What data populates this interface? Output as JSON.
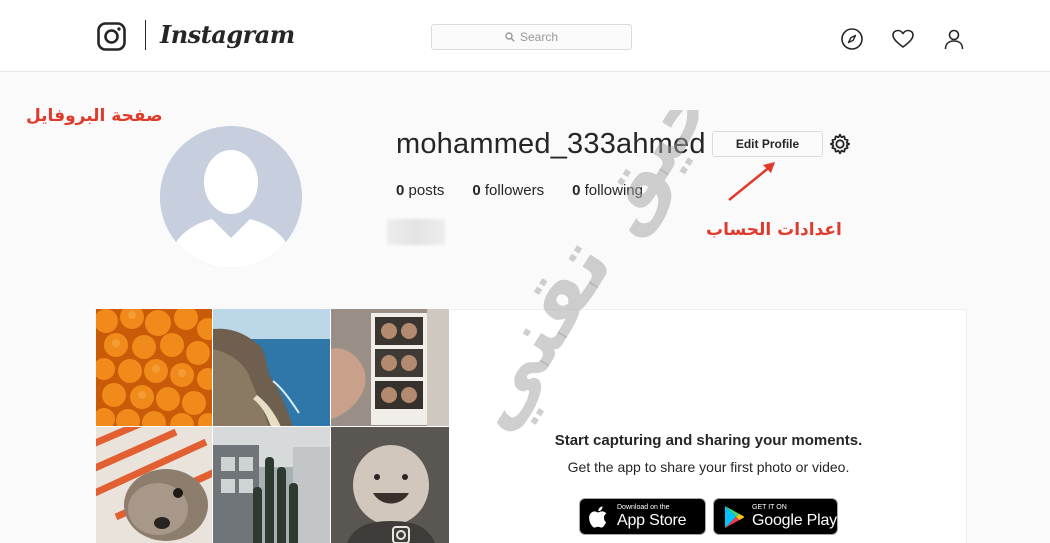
{
  "nav": {
    "brand": "Instagram",
    "search_placeholder": "Search",
    "icons": [
      "instagram-logo-icon",
      "search-icon",
      "compass-icon",
      "heart-icon",
      "user-icon"
    ]
  },
  "profile": {
    "username": "mohammed_333ahmed",
    "edit_label": "Edit Profile",
    "stats": [
      {
        "count": "0",
        "label": "posts"
      },
      {
        "count": "0",
        "label": "followers"
      },
      {
        "count": "0",
        "label": "following"
      }
    ]
  },
  "annotations": {
    "profile_page": "صفحة البروفايل",
    "account_settings": "اعدادات الحساب",
    "watermark": "حيق تقني"
  },
  "onboarding": {
    "title": "Start capturing and sharing your moments.",
    "subtitle": "Get the app to share your first photo or video.",
    "app_store": {
      "small": "Download on the",
      "big": "App Store"
    },
    "google_play": {
      "small": "GET IT ON",
      "big": "Google Play"
    }
  },
  "colors": {
    "annotation": "#e03a2b",
    "avatar_bg": "#c7cfdf",
    "border": "#dbdbdb"
  }
}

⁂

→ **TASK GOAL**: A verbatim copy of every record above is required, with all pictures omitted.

→ **ANSWER BOX**:
What data populates this interface? Output as JSON.
{
  "nav": {
    "brand": "Instagram",
    "search_placeholder": "Search",
    "icons": [
      "instagram-logo-icon",
      "search-icon",
      "compass-icon",
      "heart-icon",
      "user-icon"
    ]
  },
  "profile": {
    "username": "mohammed_333ahmed",
    "edit_label": "Edit Profile",
    "stats": [
      {
        "count": "0",
        "label": "posts"
      },
      {
        "count": "0",
        "label": "followers"
      },
      {
        "count": "0",
        "label": "following"
      }
    ]
  },
  "annotations": {
    "profile_page": "صفحة البروفايل",
    "account_settings": "اعدادات الحساب",
    "watermark": "حيق تقني"
  },
  "onboarding": {
    "title": "Start capturing and sharing your moments.",
    "subtitle": "Get the app to share your first photo or video.",
    "app_store": {
      "small": "Download on the",
      "big": "App Store"
    },
    "google_play": {
      "small": "GET IT ON",
      "big": "Google Play"
    }
  },
  "colors": {
    "annotation": "#e03a2b",
    "avatar_bg": "#c7cfdf",
    "border": "#dbdbdb"
  }
}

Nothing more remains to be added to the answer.